Records drawn from a dataset:
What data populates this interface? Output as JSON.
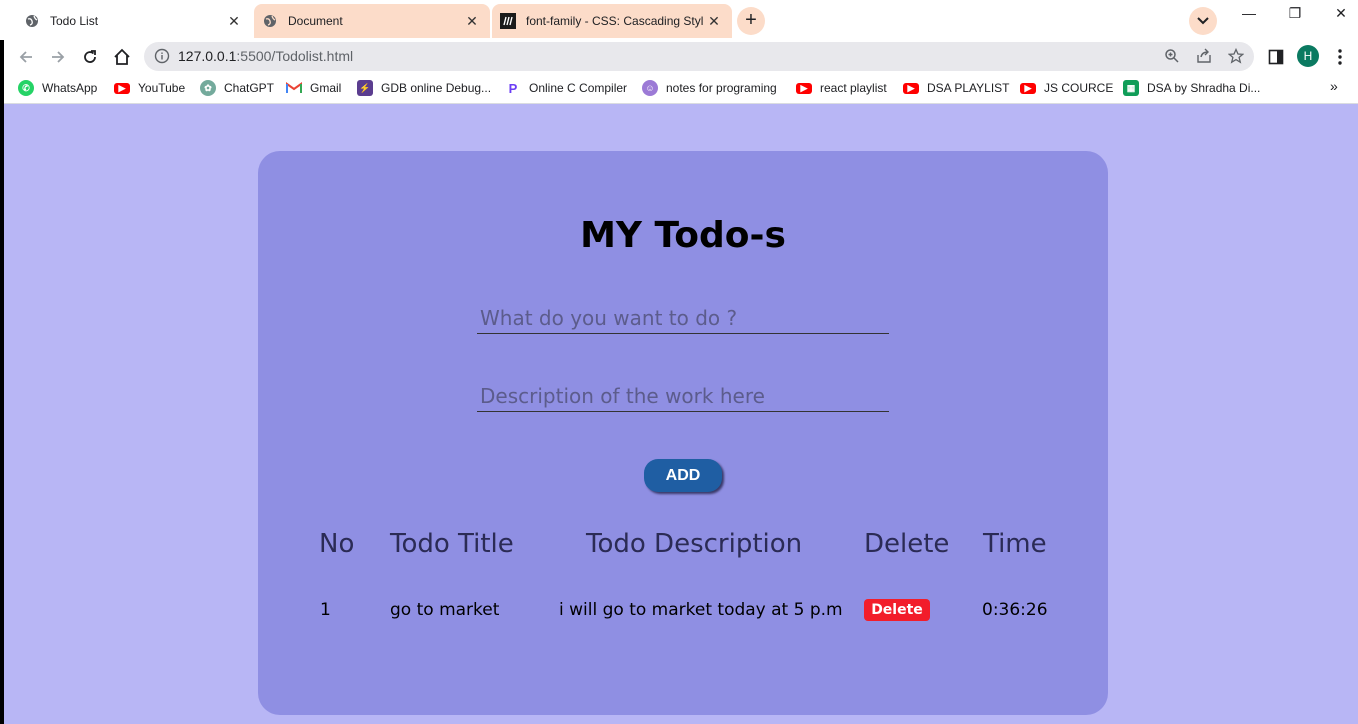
{
  "browser": {
    "tabs": [
      {
        "title": "Todo List",
        "active": true
      },
      {
        "title": "Document",
        "active": false
      },
      {
        "title": "font-family - CSS: Cascading Styl",
        "active": false
      }
    ],
    "url_host": "127.0.0.1",
    "url_path": ":5500/Todolist.html",
    "profile_initial": "H",
    "bookmarks": [
      {
        "label": "WhatsApp",
        "icon": "whatsapp-icon",
        "color": "#25d366"
      },
      {
        "label": "YouTube",
        "icon": "youtube-icon",
        "color": "#ff0000"
      },
      {
        "label": "ChatGPT",
        "icon": "chatgpt-icon",
        "color": "#74aa9c"
      },
      {
        "label": "Gmail",
        "icon": "gmail-icon",
        "color": "#ea4335"
      },
      {
        "label": "GDB online Debug...",
        "icon": "gdb-icon",
        "color": "#5b3d8f"
      },
      {
        "label": "Online C Compiler",
        "icon": "programiz-icon",
        "color": "#6b3df5"
      },
      {
        "label": "notes for programing",
        "icon": "notes-avatar-icon",
        "color": "#9c7ad6"
      },
      {
        "label": "react playlist",
        "icon": "youtube-icon",
        "color": "#ff0000"
      },
      {
        "label": "DSA  PLAYLIST",
        "icon": "youtube-icon",
        "color": "#ff0000"
      },
      {
        "label": "JS  COURCE",
        "icon": "youtube-icon",
        "color": "#ff0000"
      },
      {
        "label": "DSA by Shradha Di...",
        "icon": "sheets-icon",
        "color": "#0f9d58"
      }
    ]
  },
  "page": {
    "heading": "MY Todo-s",
    "title_placeholder": "What do you want to do ?",
    "desc_placeholder": "Description of the work here",
    "add_label": "ADD",
    "table": {
      "headers": [
        "No",
        "Todo Title",
        "Todo Description",
        "Delete",
        "Time"
      ],
      "rows": [
        {
          "no": "1",
          "title": "go to market",
          "description": "i will go to market today at 5 p.m",
          "delete_label": "Delete",
          "time": "0:36:26"
        }
      ]
    },
    "colors": {
      "background": "#b8b6f5",
      "card": "#8f8fe3",
      "add_button": "#1f5ea3",
      "delete_button": "#f21d2a"
    }
  }
}
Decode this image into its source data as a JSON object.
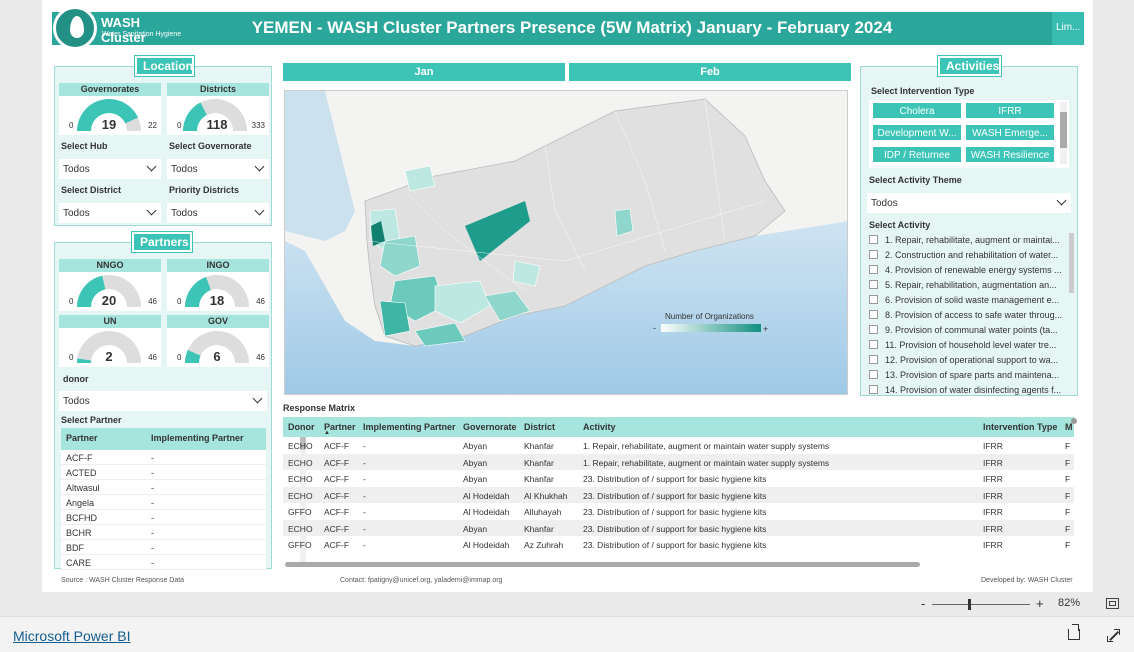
{
  "header": {
    "logo_title": "WASH Cluster",
    "logo_subtitle": "Water Sanitation Hygiene",
    "title": "YEMEN - WASH Cluster Partners Presence (5W Matrix) January - February 2024",
    "lim_button": "Lim..."
  },
  "location": {
    "title": "Location",
    "governorates": {
      "label": "Governorates",
      "value": "19",
      "min": "0",
      "max": "22",
      "fraction": 0.86
    },
    "districts": {
      "label": "Districts",
      "value": "118",
      "min": "0",
      "max": "333",
      "fraction": 0.35
    },
    "select_hub": {
      "label": "Select Hub",
      "value": "Todos"
    },
    "select_governorate": {
      "label": "Select Governorate",
      "value": "Todos"
    },
    "select_district": {
      "label": "Select District",
      "value": "Todos"
    },
    "priority_districts": {
      "label": "Priority Districts",
      "value": "Todos"
    }
  },
  "partners": {
    "title": "Partners",
    "nngo": {
      "label": "NNGO",
      "value": "20",
      "min": "0",
      "max": "46",
      "fraction": 0.43
    },
    "ingo": {
      "label": "INGO",
      "value": "18",
      "min": "0",
      "max": "46",
      "fraction": 0.39
    },
    "un": {
      "label": "UN",
      "value": "2",
      "min": "0",
      "max": "46",
      "fraction": 0.04
    },
    "gov": {
      "label": "GOV",
      "value": "6",
      "min": "0",
      "max": "46",
      "fraction": 0.13
    },
    "donor": {
      "label": "donor",
      "value": "Todos"
    },
    "select_partner_label": "Select Partner",
    "table": {
      "headers": [
        "Partner",
        "Implementing Partner"
      ],
      "rows": [
        [
          "ACF-F",
          "-"
        ],
        [
          "ACTED",
          "-"
        ],
        [
          "Altwasul",
          "-"
        ],
        [
          "Angela",
          "-"
        ],
        [
          "BCFHD",
          "-"
        ],
        [
          "BCHR",
          "-"
        ],
        [
          "BDF",
          "-"
        ],
        [
          "CARE",
          "-"
        ]
      ]
    }
  },
  "months": [
    "Jan",
    "Feb"
  ],
  "map": {
    "legend_title": "Number of Organizations",
    "legend_min": "-",
    "legend_max": "+"
  },
  "activities": {
    "title": "Activities",
    "intervention_label": "Select Intervention Type",
    "intervention_chips": [
      "Cholera",
      "IFRR",
      "Development W...",
      "WASH Emerge...",
      "IDP / Returnee",
      "WASH Resilience"
    ],
    "theme_label": "Select Activity Theme",
    "theme_value": "Todos",
    "activity_label": "Select Activity",
    "items": [
      "1. Repair, rehabilitate, augment or maintai...",
      "2. Construction and rehabilitation of water...",
      "4. Provision of renewable energy systems ...",
      "5. Repair, rehabilitation, augmentation an...",
      "6. Provision of solid waste management e...",
      "8. Provision of access to safe water throug...",
      "9. Provision of communal water points (ta...",
      "11. Provision of household level water tre...",
      "12. Provision of operational support to wa...",
      "13. Provision of spare parts and maintena...",
      "14. Provision of water disinfecting agents f..."
    ]
  },
  "matrix": {
    "title": "Response Matrix",
    "headers": [
      "Donor",
      "Partner",
      "Implementing Partner",
      "Governorate",
      "District",
      "Activity",
      "Intervention Type",
      "M"
    ],
    "rows": [
      [
        "ECHO",
        "ACF-F",
        "-",
        "Abyan",
        "Khanfar",
        "1. Repair, rehabilitate, augment or maintain water supply systems",
        "IFRR",
        "F"
      ],
      [
        "ECHO",
        "ACF-F",
        "-",
        "Abyan",
        "Khanfar",
        "1. Repair, rehabilitate, augment or maintain water supply systems",
        "IFRR",
        "F"
      ],
      [
        "ECHO",
        "ACF-F",
        "-",
        "Abyan",
        "Khanfar",
        "23. Distribution of / support for basic hygiene kits",
        "IFRR",
        "F"
      ],
      [
        "ECHO",
        "ACF-F",
        "-",
        "Al Hodeidah",
        "Al Khukhah",
        "23. Distribution of / support for basic hygiene kits",
        "IFRR",
        "F"
      ],
      [
        "GFFO",
        "ACF-F",
        "-",
        "Al Hodeidah",
        "Alluhayah",
        "23. Distribution of / support for basic hygiene kits",
        "IFRR",
        "F"
      ],
      [
        "ECHO",
        "ACF-F",
        "-",
        "Abyan",
        "Khanfar",
        "23. Distribution of / support for basic hygiene kits",
        "IFRR",
        "F"
      ],
      [
        "GFFO",
        "ACF-F",
        "-",
        "Al Hodeidah",
        "Az Zuhrah",
        "23. Distribution of / support for basic hygiene kits",
        "IFRR",
        "F"
      ]
    ]
  },
  "footer": {
    "source": "Source : WASH Cluster Response Data",
    "contact": "Contact: fpatigny@unicef.org, yalademi@immap.org",
    "developed": "Developed by: WASH Cluster"
  },
  "zoom": {
    "minus": "-",
    "plus": "+",
    "level": "82%"
  },
  "brand": "Microsoft Power BI",
  "colors": {
    "primary": "#2aa69a",
    "accent": "#3cc4b6",
    "light": "#a6e5de"
  }
}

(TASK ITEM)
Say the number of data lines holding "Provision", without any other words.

(SOLUTION TO THE EXERCISE)
8